--- ACTIVITY ---
Every line of the listing below needs to be reproduced exactly.

● ● ●

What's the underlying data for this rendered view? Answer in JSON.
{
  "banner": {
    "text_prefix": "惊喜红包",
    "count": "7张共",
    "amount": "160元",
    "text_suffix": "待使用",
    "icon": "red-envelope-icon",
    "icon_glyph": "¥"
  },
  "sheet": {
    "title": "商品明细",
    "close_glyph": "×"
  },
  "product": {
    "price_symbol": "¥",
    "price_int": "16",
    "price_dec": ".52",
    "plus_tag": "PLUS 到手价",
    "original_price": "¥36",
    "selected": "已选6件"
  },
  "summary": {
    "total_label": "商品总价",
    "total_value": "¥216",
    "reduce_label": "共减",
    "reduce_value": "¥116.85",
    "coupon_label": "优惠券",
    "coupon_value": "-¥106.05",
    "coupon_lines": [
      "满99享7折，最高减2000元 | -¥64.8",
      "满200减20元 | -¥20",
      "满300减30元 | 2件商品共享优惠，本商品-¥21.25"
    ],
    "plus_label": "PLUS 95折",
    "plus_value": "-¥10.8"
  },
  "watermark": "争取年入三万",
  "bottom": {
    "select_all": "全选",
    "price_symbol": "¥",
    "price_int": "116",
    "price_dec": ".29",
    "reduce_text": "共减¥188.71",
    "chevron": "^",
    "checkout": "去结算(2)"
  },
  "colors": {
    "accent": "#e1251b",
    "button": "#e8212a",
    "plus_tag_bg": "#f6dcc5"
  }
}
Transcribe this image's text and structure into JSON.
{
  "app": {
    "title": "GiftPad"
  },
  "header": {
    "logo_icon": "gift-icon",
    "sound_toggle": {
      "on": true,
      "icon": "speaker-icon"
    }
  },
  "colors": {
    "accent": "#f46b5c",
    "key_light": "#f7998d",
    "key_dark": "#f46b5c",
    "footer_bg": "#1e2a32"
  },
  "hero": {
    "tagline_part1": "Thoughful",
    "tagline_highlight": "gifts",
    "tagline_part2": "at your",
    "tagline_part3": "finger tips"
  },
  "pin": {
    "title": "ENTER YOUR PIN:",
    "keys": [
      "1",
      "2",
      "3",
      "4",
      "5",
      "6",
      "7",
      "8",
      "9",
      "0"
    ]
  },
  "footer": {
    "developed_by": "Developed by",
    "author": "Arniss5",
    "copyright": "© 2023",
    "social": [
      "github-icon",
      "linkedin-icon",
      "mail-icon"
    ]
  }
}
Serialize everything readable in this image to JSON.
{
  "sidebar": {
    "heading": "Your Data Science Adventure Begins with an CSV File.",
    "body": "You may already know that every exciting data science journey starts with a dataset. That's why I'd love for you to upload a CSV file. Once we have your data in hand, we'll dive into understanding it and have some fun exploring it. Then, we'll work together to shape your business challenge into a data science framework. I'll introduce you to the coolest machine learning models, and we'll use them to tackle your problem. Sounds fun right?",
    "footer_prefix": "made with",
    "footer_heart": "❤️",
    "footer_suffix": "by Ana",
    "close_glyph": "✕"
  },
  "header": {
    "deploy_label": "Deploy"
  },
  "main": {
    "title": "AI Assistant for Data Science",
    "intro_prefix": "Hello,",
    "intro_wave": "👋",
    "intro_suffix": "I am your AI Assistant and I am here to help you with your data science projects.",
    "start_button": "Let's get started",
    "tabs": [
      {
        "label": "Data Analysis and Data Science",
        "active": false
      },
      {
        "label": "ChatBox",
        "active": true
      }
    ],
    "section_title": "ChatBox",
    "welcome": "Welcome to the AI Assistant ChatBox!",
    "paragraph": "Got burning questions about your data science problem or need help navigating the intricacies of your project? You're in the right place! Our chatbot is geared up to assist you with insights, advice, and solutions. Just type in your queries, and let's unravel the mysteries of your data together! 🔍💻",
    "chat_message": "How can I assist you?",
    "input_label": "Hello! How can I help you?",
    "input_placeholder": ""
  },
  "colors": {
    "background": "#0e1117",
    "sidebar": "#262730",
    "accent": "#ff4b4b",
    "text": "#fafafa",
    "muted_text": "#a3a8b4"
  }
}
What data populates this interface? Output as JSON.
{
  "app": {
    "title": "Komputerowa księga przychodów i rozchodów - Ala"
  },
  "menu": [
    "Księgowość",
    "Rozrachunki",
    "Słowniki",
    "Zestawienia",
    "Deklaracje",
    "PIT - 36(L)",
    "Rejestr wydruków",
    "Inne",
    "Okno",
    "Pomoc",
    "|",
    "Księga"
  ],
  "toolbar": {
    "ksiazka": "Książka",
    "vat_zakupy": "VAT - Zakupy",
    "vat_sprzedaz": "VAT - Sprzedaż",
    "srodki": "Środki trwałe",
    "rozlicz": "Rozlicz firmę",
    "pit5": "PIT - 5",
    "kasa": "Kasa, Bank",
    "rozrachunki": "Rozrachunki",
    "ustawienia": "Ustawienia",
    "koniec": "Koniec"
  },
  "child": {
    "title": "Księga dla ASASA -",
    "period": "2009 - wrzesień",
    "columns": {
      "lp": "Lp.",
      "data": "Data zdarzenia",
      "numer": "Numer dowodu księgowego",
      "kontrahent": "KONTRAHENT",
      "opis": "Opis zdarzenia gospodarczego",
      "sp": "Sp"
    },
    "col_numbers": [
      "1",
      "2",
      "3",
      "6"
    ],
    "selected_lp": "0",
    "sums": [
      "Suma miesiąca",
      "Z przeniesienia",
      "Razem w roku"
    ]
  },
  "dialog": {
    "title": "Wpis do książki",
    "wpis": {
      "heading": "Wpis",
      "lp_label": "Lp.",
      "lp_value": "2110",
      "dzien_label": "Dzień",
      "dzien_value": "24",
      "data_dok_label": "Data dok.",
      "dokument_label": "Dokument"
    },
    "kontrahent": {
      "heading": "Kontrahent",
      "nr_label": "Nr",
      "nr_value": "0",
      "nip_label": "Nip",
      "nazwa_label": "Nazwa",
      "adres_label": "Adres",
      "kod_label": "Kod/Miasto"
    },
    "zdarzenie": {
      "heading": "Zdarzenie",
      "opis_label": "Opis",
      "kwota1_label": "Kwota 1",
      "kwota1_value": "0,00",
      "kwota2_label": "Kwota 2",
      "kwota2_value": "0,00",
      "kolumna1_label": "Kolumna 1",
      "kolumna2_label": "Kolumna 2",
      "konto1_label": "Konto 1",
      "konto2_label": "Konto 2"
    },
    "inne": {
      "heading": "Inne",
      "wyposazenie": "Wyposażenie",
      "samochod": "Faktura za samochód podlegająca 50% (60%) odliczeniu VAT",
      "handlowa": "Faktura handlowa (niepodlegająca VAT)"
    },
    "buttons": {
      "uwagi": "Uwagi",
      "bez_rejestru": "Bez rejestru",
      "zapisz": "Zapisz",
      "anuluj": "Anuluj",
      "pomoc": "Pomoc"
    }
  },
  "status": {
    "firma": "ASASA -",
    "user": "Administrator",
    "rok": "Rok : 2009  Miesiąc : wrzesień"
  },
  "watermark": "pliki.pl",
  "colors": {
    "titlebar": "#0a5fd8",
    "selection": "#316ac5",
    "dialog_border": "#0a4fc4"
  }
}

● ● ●

--- RESULT OF THE EXERCISE ---
What's the underlying data for this rendered view? Answer in JSON.
{
  "banner": {
    "text_prefix": "惊喜红包",
    "count": "7张共",
    "amount": "160元",
    "text_suffix": "待使用",
    "icon": "red-envelope-icon",
    "icon_glyph": "¥"
  },
  "sheet": {
    "title": "商品明细",
    "close_glyph": "×"
  },
  "product": {
    "price_symbol": "¥",
    "price_int": "16",
    "price_dec": ".52",
    "plus_tag": "PLUS 到手价",
    "original_price": "¥36",
    "selected": "已选6件"
  },
  "summary": {
    "total_label": "商品总价",
    "total_value": "¥216",
    "reduce_label": "共减",
    "reduce_value": "¥116.85",
    "coupon_label": "优惠券",
    "coupon_value": "-¥106.05",
    "coupon_lines": [
      "满99享7折，最高减2000元 | -¥64.8",
      "满200减20元 | -¥20",
      "满300减30元 | 2件商品共享优惠，本商品-¥21.25"
    ],
    "plus_label": "PLUS 95折",
    "plus_value": "-¥10.8"
  },
  "watermark": "争取年入三万",
  "bottom": {
    "select_all": "全选",
    "price_symbol": "¥",
    "price_int": "116",
    "price_dec": ".29",
    "reduce_text": "共减¥188.71",
    "chevron": "^",
    "checkout": "去结算(2)"
  },
  "colors": {
    "accent": "#e1251b",
    "button": "#e8212a",
    "plus_tag_bg": "#f6dcc5"
  }
}
Transcribe this image's text and structure into JSON.
{
  "app": {
    "title": "GiftPad"
  },
  "header": {
    "logo_icon": "gift-icon",
    "sound_toggle": {
      "on": true,
      "icon": "speaker-icon"
    }
  },
  "colors": {
    "accent": "#f46b5c",
    "key_light": "#f7998d",
    "key_dark": "#f46b5c",
    "footer_bg": "#1e2a32"
  },
  "hero": {
    "tagline_part1": "Thoughful",
    "tagline_highlight": "gifts",
    "tagline_part2": "at your",
    "tagline_part3": "finger tips"
  },
  "pin": {
    "title": "ENTER YOUR PIN:",
    "keys": [
      "1",
      "2",
      "3",
      "4",
      "5",
      "6",
      "7",
      "8",
      "9",
      "0"
    ]
  },
  "footer": {
    "developed_by": "Developed by",
    "author": "Arniss5",
    "copyright": "© 2023",
    "social": [
      "github-icon",
      "linkedin-icon",
      "mail-icon"
    ]
  }
}
Serialize everything readable in this image to JSON.
{
  "sidebar": {
    "heading": "Your Data Science Adventure Begins with an CSV File.",
    "body": "You may already know that every exciting data science journey starts with a dataset. That's why I'd love for you to upload a CSV file. Once we have your data in hand, we'll dive into understanding it and have some fun exploring it. Then, we'll work together to shape your business challenge into a data science framework. I'll introduce you to the coolest machine learning models, and we'll use them to tackle your problem. Sounds fun right?",
    "footer_prefix": "made with",
    "footer_heart": "❤️",
    "footer_suffix": "by Ana",
    "close_glyph": "✕"
  },
  "header": {
    "deploy_label": "Deploy"
  },
  "main": {
    "title": "AI Assistant for Data Science",
    "intro_prefix": "Hello,",
    "intro_wave": "👋",
    "intro_suffix": "I am your AI Assistant and I am here to help you with your data science projects.",
    "start_button": "Let's get started",
    "tabs": [
      {
        "label": "Data Analysis and Data Science",
        "active": false
      },
      {
        "label": "ChatBox",
        "active": true
      }
    ],
    "section_title": "ChatBox",
    "welcome": "Welcome to the AI Assistant ChatBox!",
    "paragraph": "Got burning questions about your data science problem or need help navigating the intricacies of your project? You're in the right place! Our chatbot is geared up to assist you with insights, advice, and solutions. Just type in your queries, and let's unravel the mysteries of your data together! 🔍💻",
    "chat_message": "How can I assist you?",
    "input_label": "Hello! How can I help you?",
    "input_placeholder": ""
  },
  "colors": {
    "background": "#0e1117",
    "sidebar": "#262730",
    "accent": "#ff4b4b",
    "text": "#fafafa",
    "muted_text": "#a3a8b4"
  }
}
What data populates this interface? Output as JSON.
{
  "app": {
    "title": "Komputerowa księga przychodów i rozchodów - Ala"
  },
  "menu": [
    "Księgowość",
    "Rozrachunki",
    "Słowniki",
    "Zestawienia",
    "Deklaracje",
    "PIT - 36(L)",
    "Rejestr wydruków",
    "Inne",
    "Okno",
    "Pomoc",
    "|",
    "Księga"
  ],
  "toolbar": {
    "ksiazka": "Książka",
    "vat_zakupy": "VAT - Zakupy",
    "vat_sprzedaz": "VAT - Sprzedaż",
    "srodki": "Środki trwałe",
    "rozlicz": "Rozlicz firmę",
    "pit5": "PIT - 5",
    "kasa": "Kasa, Bank",
    "rozrachunki": "Rozrachunki",
    "ustawienia": "Ustawienia",
    "koniec": "Koniec"
  },
  "child": {
    "title": "Księga dla ASASA -",
    "period": "2009 - wrzesień",
    "columns": {
      "lp": "Lp.",
      "data": "Data zdarzenia",
      "numer": "Numer dowodu księgowego",
      "kontrahent": "KONTRAHENT",
      "opis": "Opis zdarzenia gospodarczego",
      "sp": "Sp"
    },
    "col_numbers": [
      "1",
      "2",
      "3",
      "6"
    ],
    "selected_lp": "0",
    "sums": [
      "Suma miesiąca",
      "Z przeniesienia",
      "Razem w roku"
    ]
  },
  "dialog": {
    "title": "Wpis do książki",
    "wpis": {
      "heading": "Wpis",
      "lp_label": "Lp.",
      "lp_value": "2110",
      "dzien_label": "Dzień",
      "dzien_value": "24",
      "data_dok_label": "Data dok.",
      "dokument_label": "Dokument"
    },
    "kontrahent": {
      "heading": "Kontrahent",
      "nr_label": "Nr",
      "nr_value": "0",
      "nip_label": "Nip",
      "nazwa_label": "Nazwa",
      "adres_label": "Adres",
      "kod_label": "Kod/Miasto"
    },
    "zdarzenie": {
      "heading": "Zdarzenie",
      "opis_label": "Opis",
      "kwota1_label": "Kwota 1",
      "kwota1_value": "0,00",
      "kwota2_label": "Kwota 2",
      "kwota2_value": "0,00",
      "kolumna1_label": "Kolumna 1",
      "kolumna2_label": "Kolumna 2",
      "konto1_label": "Konto 1",
      "konto2_label": "Konto 2"
    },
    "inne": {
      "heading": "Inne",
      "wyposazenie": "Wyposażenie",
      "samochod": "Faktura za samochód podlegająca 50% (60%) odliczeniu VAT",
      "handlowa": "Faktura handlowa (niepodlegająca VAT)"
    },
    "buttons": {
      "uwagi": "Uwagi",
      "bez_rejestru": "Bez rejestru",
      "zapisz": "Zapisz",
      "anuluj": "Anuluj",
      "pomoc": "Pomoc"
    }
  },
  "status": {
    "firma": "ASASA -",
    "user": "Administrator",
    "rok": "Rok : 2009  Miesiąc : wrzesień"
  },
  "watermark": "pliki.pl",
  "colors": {
    "titlebar": "#0a5fd8",
    "selection": "#316ac5",
    "dialog_border": "#0a4fc4"
  }
}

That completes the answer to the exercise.